* DATA EXTRACTS:
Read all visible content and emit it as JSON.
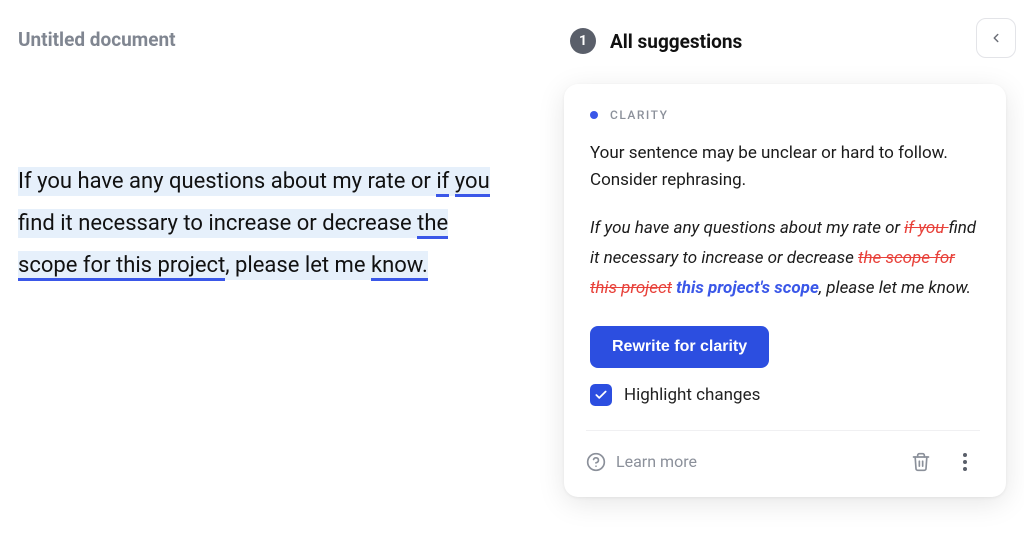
{
  "document": {
    "title": "Untitled document",
    "body": {
      "part1": "If you have any questions about my rate or ",
      "u1a": "if",
      "part2": " ",
      "u1b": "you",
      "part3": " find it necessary to increase or decrease ",
      "u2": "the scope for this project",
      "part4": ", please let me ",
      "u3": "know.",
      "part5": ""
    }
  },
  "panel": {
    "count": "1",
    "header": "All suggestions"
  },
  "card": {
    "category": "CLARITY",
    "explanation": "Your sentence may be unclear or hard to follow. Consider rephrasing.",
    "rewrite": {
      "p1": "If you have any questions about my rate or ",
      "strike1": "if you ",
      "p2": "find it necessary to increase or decrease ",
      "strike2": "the scope for this project",
      "space": " ",
      "insert1": "this project's scope",
      "p3": ", please let me know."
    },
    "button": "Rewrite for clarity",
    "checkbox_label": "Highlight changes",
    "learn_more": "Learn more"
  },
  "colors": {
    "accent": "#2c4ee0",
    "remove": "#e8413a"
  }
}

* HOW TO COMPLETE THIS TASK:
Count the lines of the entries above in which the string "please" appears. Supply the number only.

* RESULT BELOW:
2